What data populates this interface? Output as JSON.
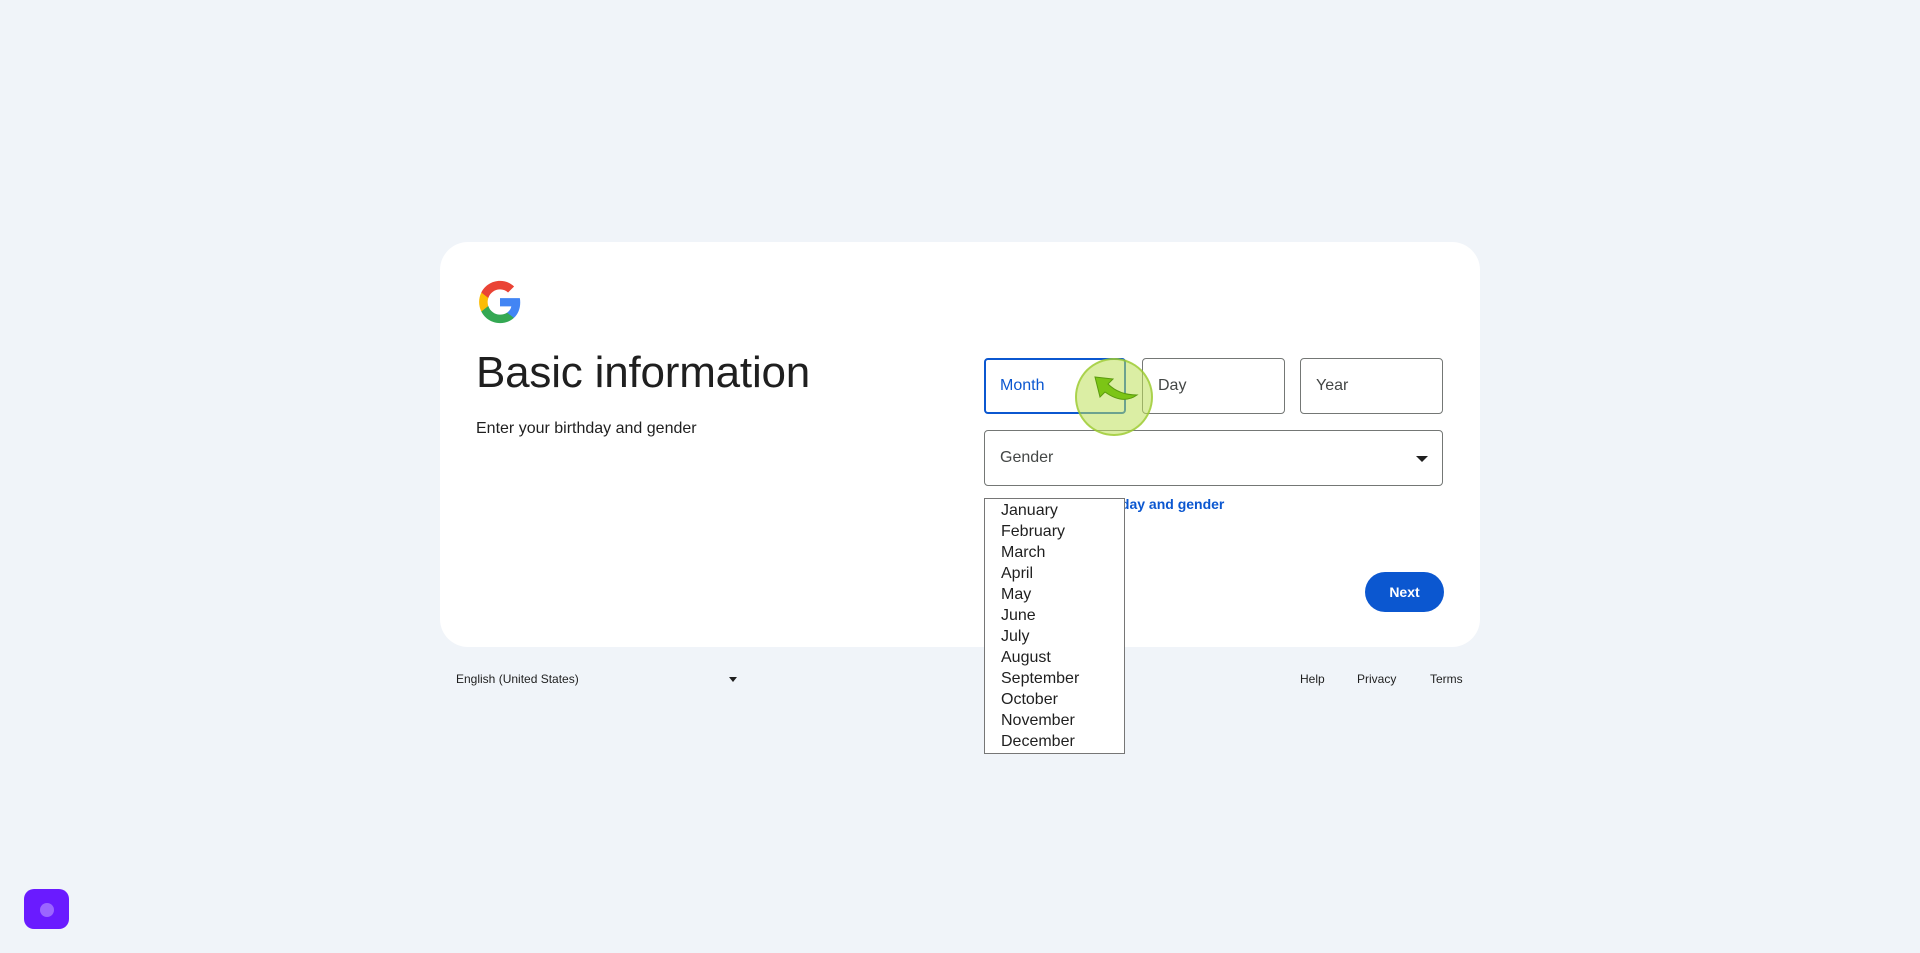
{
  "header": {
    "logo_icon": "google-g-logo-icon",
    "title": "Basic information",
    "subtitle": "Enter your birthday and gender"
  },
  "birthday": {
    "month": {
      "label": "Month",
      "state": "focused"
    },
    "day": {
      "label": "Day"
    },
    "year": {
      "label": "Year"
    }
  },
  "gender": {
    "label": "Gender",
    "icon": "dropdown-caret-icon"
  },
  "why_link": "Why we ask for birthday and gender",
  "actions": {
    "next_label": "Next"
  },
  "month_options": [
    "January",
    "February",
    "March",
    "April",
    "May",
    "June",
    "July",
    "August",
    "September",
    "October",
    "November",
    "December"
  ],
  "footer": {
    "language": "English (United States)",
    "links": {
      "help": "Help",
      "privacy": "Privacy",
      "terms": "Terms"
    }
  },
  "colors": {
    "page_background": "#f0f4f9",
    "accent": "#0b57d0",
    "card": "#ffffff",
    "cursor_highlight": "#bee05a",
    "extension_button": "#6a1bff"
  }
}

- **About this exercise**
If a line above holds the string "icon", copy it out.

- **Answer to this problem**
    "logo_icon": "google-g-logo-icon",
    "icon": "dropdown-caret-icon"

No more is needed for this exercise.